Whether the upholsterer visits your home or sees a photo, it is at this point that materials are discussed. In order to make an informed decision about what type of spring, filling or fabric you want, it’s a good idea to be as clued-up on the subject as possible.
Know your furniture inside out
1.Supporting every good piece of furniture is a frame - if the frame is beyond repair, then the chair or sofa is also beyond repair. A quality frame is made from a hardwood, such as oak, alder or beech, is solid and sturdy, and does not wobble in the slightest.
2.The springs in a piece of furniture provide support and affect the firmness of the seat. In a firm seat the springs are tied tightly in place, whereas the springs in a more yielding seat are free to move about.
3.Likewise, your choice of filling will have a bearing on the firmness. An armchair stuffed with a hair-blend or fibre filling will be solid and sturdy, while a chair filled with down will be soft and plump.
There are also a number of modern foam materials available which provide varying degrees of firmness.
4.Choosing a fabric gives you the perfect opportunity to flex your creative muscles and create a truly unique piece. Your upholsterer will have hundreds of sample fabrics for you to pore over, all varying in style and price. The fabric usually accounts for 50% of the total cost and ranges in price from £20/m to £200/m.
It is possible for you to provide your own fabric, but expect to pay a premium rate for doing so. Also, the upholsterer cannot be held accountable for any problems that may arise regarding colour or durability.
When your upholsterer has determined the precise nature of the work needed and you have decided on the materials you would like to use, your upholsterer will draw up a written estimation.
Provided you agree with this price, you will be expected to pay a deposit, which is 30-50% of the total price.

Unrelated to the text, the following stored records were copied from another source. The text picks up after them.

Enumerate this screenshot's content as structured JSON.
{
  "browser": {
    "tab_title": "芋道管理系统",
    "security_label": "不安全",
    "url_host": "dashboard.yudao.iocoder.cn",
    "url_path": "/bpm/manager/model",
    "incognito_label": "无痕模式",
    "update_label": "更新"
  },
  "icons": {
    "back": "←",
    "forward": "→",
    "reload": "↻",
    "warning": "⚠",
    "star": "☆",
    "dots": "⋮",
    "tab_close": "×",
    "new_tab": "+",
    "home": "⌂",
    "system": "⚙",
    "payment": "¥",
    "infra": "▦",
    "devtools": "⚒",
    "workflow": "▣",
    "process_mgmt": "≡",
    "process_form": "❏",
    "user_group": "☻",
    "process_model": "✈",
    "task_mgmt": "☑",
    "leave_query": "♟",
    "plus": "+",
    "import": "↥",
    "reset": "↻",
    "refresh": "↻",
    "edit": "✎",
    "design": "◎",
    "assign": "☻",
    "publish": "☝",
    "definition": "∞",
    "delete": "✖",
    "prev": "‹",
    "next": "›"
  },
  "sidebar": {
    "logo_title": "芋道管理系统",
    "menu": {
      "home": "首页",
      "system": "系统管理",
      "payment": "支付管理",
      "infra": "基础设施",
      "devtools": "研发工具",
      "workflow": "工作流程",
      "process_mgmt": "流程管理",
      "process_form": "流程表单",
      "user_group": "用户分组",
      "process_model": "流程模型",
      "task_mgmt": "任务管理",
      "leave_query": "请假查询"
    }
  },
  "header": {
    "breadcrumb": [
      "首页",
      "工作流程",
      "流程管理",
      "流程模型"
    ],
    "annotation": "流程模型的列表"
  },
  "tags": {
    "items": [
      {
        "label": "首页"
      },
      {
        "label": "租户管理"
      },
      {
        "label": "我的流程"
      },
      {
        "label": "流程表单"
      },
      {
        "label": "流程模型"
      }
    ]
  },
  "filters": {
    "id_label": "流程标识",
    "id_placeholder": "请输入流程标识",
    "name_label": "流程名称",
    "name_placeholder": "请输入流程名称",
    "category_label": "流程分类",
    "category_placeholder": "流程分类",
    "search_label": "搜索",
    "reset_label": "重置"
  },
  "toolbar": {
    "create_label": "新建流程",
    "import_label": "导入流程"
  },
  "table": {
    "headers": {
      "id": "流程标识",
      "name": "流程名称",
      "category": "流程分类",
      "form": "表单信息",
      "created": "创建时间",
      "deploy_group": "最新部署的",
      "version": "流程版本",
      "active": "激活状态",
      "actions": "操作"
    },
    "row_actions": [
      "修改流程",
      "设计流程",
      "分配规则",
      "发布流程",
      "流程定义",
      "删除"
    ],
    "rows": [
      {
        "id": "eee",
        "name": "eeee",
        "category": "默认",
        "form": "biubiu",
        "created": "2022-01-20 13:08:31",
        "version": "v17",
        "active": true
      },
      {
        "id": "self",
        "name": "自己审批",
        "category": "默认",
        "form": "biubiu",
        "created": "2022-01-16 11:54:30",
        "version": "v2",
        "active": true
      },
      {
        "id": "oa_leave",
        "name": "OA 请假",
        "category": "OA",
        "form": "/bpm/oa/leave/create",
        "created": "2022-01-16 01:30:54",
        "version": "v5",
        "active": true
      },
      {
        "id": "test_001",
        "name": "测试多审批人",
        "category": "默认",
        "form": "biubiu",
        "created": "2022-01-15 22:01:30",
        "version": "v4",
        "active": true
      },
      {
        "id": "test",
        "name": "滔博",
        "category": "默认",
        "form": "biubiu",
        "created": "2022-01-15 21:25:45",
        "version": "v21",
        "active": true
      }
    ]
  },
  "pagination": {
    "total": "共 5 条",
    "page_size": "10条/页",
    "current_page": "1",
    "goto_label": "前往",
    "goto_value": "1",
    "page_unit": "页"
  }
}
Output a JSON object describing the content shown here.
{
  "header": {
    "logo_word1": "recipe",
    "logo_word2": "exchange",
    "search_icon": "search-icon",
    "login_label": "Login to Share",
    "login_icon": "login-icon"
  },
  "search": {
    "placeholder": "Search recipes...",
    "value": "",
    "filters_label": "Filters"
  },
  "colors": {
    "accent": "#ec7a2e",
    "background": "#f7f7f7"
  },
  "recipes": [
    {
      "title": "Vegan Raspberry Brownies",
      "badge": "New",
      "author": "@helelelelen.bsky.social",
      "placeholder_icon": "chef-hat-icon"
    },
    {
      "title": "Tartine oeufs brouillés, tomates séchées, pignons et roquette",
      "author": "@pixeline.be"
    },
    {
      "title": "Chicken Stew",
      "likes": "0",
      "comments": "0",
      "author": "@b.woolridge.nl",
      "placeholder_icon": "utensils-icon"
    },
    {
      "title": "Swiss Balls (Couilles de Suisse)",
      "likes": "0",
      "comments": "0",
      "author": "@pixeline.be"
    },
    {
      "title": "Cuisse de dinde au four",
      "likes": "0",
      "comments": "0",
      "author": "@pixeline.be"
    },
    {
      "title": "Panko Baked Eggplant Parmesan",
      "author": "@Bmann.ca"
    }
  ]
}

Upon payment of the deposit, your furniture will be collected and taken to the upholsterer’s workshop for revamping.
It can take from 2 to 8 weeks to complete the job, depending on how busy the upholsterer is and the amount of work required. You will be charged per job, not per hour or per day.
Once the work is completed, your furniture will be delivered and the outstanding amount, paid.
As mentioned above, prices vary dramatically between jobs. The price of recovering an armchair (replacing only the fabric) ranges from £400 to £1200, depending on the fabric.
A more labour-intensive job, such as a three piece suite reupholster (replacing the fabric, filling and springs) will set you back from £1,200 to £4,000, once again, depending on style, fabric and filling.
These prices may seem unattractive when compared to manufactured furniture, but the high standards of workmanship involved and the original nature of the finished piece must be taken into account.
Questions to ask you upholsterer
- How much will you charge me?
- Can I e-mail you a photo of my furniture for an estimation?
- Does this include collection/ delivery?
- When will the job be completed?
- Is the work guaranteed?